The night wasn’t easy going for anyone. Aside from the challenging material, it was a competition marked by technological challenges.
Being conducted on Zoom, things started off behind schedule and fell further behind as the night went along. It got so late, in fact, that the interdisciplinary competition, which featured no local teams, was conducted separately later in the week.
The GHS science team had a technical challenge of its own.
“We had no sound,” Kingma said. “Normally, the question is read by the reader, so the students can hear it as well as see it on their screen.”
The problem was on Greencastle’s end, so the competition continued as normal. Kingma applauded his kids’ resilience.
“They said, ‘I think it will be better if we can’t hear it,’” Kingma said.

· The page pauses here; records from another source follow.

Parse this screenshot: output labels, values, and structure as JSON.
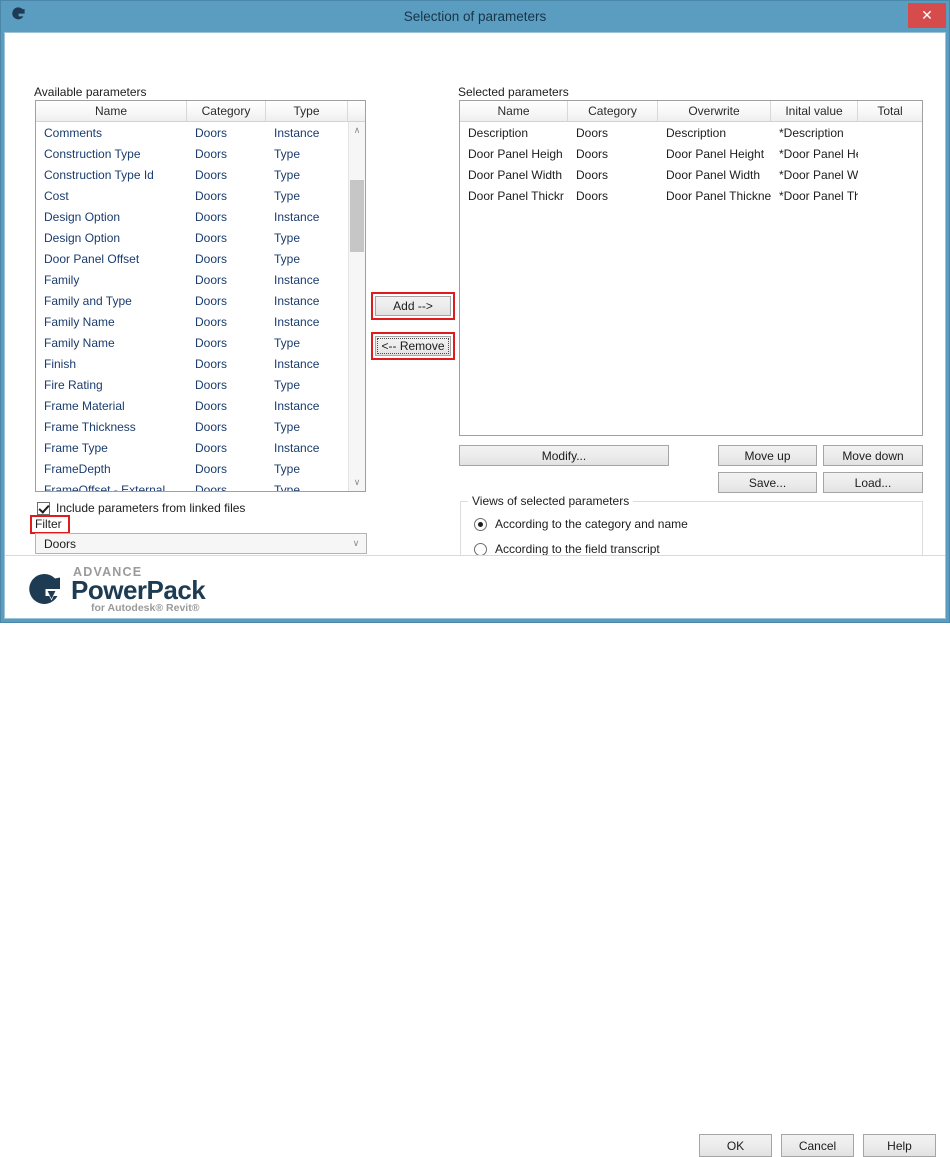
{
  "window": {
    "title": "Selection of parameters",
    "icon": "graitec-g-icon",
    "close_label": "✕",
    "titlebar_color": "#5b9dc0",
    "close_color": "#d64c4c",
    "highlight_color": "#e01b1b"
  },
  "available": {
    "label": "Available parameters",
    "columns": [
      "Name",
      "Category",
      "Type"
    ],
    "rows": [
      {
        "name": "Comments",
        "category": "Doors",
        "type": "Instance"
      },
      {
        "name": "Construction Type",
        "category": "Doors",
        "type": "Type"
      },
      {
        "name": "Construction Type Id",
        "category": "Doors",
        "type": "Type"
      },
      {
        "name": "Cost",
        "category": "Doors",
        "type": "Type"
      },
      {
        "name": "Design Option",
        "category": "Doors",
        "type": "Instance"
      },
      {
        "name": "Design Option",
        "category": "Doors",
        "type": "Type"
      },
      {
        "name": "Door Panel Offset",
        "category": "Doors",
        "type": "Type"
      },
      {
        "name": "Family",
        "category": "Doors",
        "type": "Instance"
      },
      {
        "name": "Family and Type",
        "category": "Doors",
        "type": "Instance"
      },
      {
        "name": "Family Name",
        "category": "Doors",
        "type": "Instance"
      },
      {
        "name": "Family Name",
        "category": "Doors",
        "type": "Type"
      },
      {
        "name": "Finish",
        "category": "Doors",
        "type": "Instance"
      },
      {
        "name": "Fire Rating",
        "category": "Doors",
        "type": "Type"
      },
      {
        "name": "Frame Material",
        "category": "Doors",
        "type": "Instance"
      },
      {
        "name": "Frame Thickness",
        "category": "Doors",
        "type": "Type"
      },
      {
        "name": "Frame Type",
        "category": "Doors",
        "type": "Instance"
      },
      {
        "name": "FrameDepth",
        "category": "Doors",
        "type": "Type"
      },
      {
        "name": "FrameOffset - External",
        "category": "Doors",
        "type": "Type"
      }
    ],
    "scroll_up_glyph": "∧",
    "scroll_down_glyph": "∨"
  },
  "selected": {
    "label": "Selected parameters",
    "columns": [
      "Name",
      "Category",
      "Overwrite",
      "Inital value",
      "Total"
    ],
    "rows": [
      {
        "name": "Description",
        "category": "Doors",
        "overwrite": "Description",
        "initial": "*Description",
        "total": ""
      },
      {
        "name": "Door Panel Heigh",
        "category": "Doors",
        "overwrite": "Door Panel Height",
        "initial": "*Door Panel He",
        "total": ""
      },
      {
        "name": "Door Panel Width",
        "category": "Doors",
        "overwrite": "Door Panel Width",
        "initial": "*Door Panel W",
        "total": ""
      },
      {
        "name": "Door Panel Thickr",
        "category": "Doors",
        "overwrite": "Door Panel Thickne",
        "initial": "*Door Panel Th",
        "total": ""
      }
    ]
  },
  "transfer": {
    "add_label": "Add -->",
    "remove_label": "<-- Remove"
  },
  "filter": {
    "include_linked_label": "Include parameters from linked files",
    "include_linked_checked": true,
    "filter_label": "Filter",
    "selected_value": "Doors",
    "dropdown_glyph": "∨"
  },
  "actions": {
    "modify_label": "Modify...",
    "move_up_label": "Move up",
    "move_down_label": "Move down",
    "save_label": "Save...",
    "load_label": "Load..."
  },
  "views_group": {
    "title": "Views of selected parameters",
    "options": [
      {
        "label": "According to the category and name",
        "selected": true
      },
      {
        "label": "According to the field transcript",
        "selected": false
      }
    ]
  },
  "branding": {
    "advance": "ADVANCE",
    "product": "PowerPack",
    "subtitle": "for Autodesk® Revit®"
  },
  "dialog_buttons": {
    "ok": "OK",
    "cancel": "Cancel",
    "help": "Help"
  }
}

Apparently they were right. At the 12-question break, GHS had a perfect score and a three-point lead.
So of course, GHS missed the first question after break, and then four overall in the final 13 questions.
One big difference from a live competition is there were no live scoring updates, which Kingma believes may have worked to their advantage.
“We retained our three-point lead, but didn’t know where we stood,” Kingma said. “I don’t know if maybe that relieved stress for them and they just did their best.”
The title marks the first for GHS in science since Kingma had teams go back to back in 2015 and 2016. It is the school’s seventh science title overall.
GHS now has five math crowns and three straight, since there was no team competition in 2020.
Hansen believes on a run like this, a winning mindset kind of takes over.
“I like to talk about it being a culture, like an athletic team,” Hansen said. “You build a culture so they know what it takes to do it.”
That seemed to be true on a team in which Crary was the only previous finalist, but Huff and Dombrowski had been reserves two years ago.
“There’s a desire. Once you’ve won two, you want to keep it going,” Hansen said. “Not that they didn’t work hard before, but once you’ve won, you work hard to repeat.”
She also knows that having bright students who can calculate quickly goes a long way.
“They’ve seen most of the math in the high school before,” Hansen said. “Then we add the other on top, but it’s not like I have to teach them the math to begin with.”
For Fields’ North Putnam team, the night was about persevering through a slow start and then getting hot after the break, to the tune of 10 straight correct answers at one point. Again, the lack of live scoring may have helped.
“Suddenly, they put the scores up on the screen and we were jumping up and down and were like, ‘We finished second,’” Fields recalled.
For Meluch’s Cloverdale group, this year was sort of like catching lightning in a bottle. All of the girls are seniors and none had competed in fine arts before.
“It really goes to show how studious they are and really independent learners,” Meluch said. “We really only spent six hours together as a team in practice. The rest was on Google Classroom and on their own learning the content as they had time.”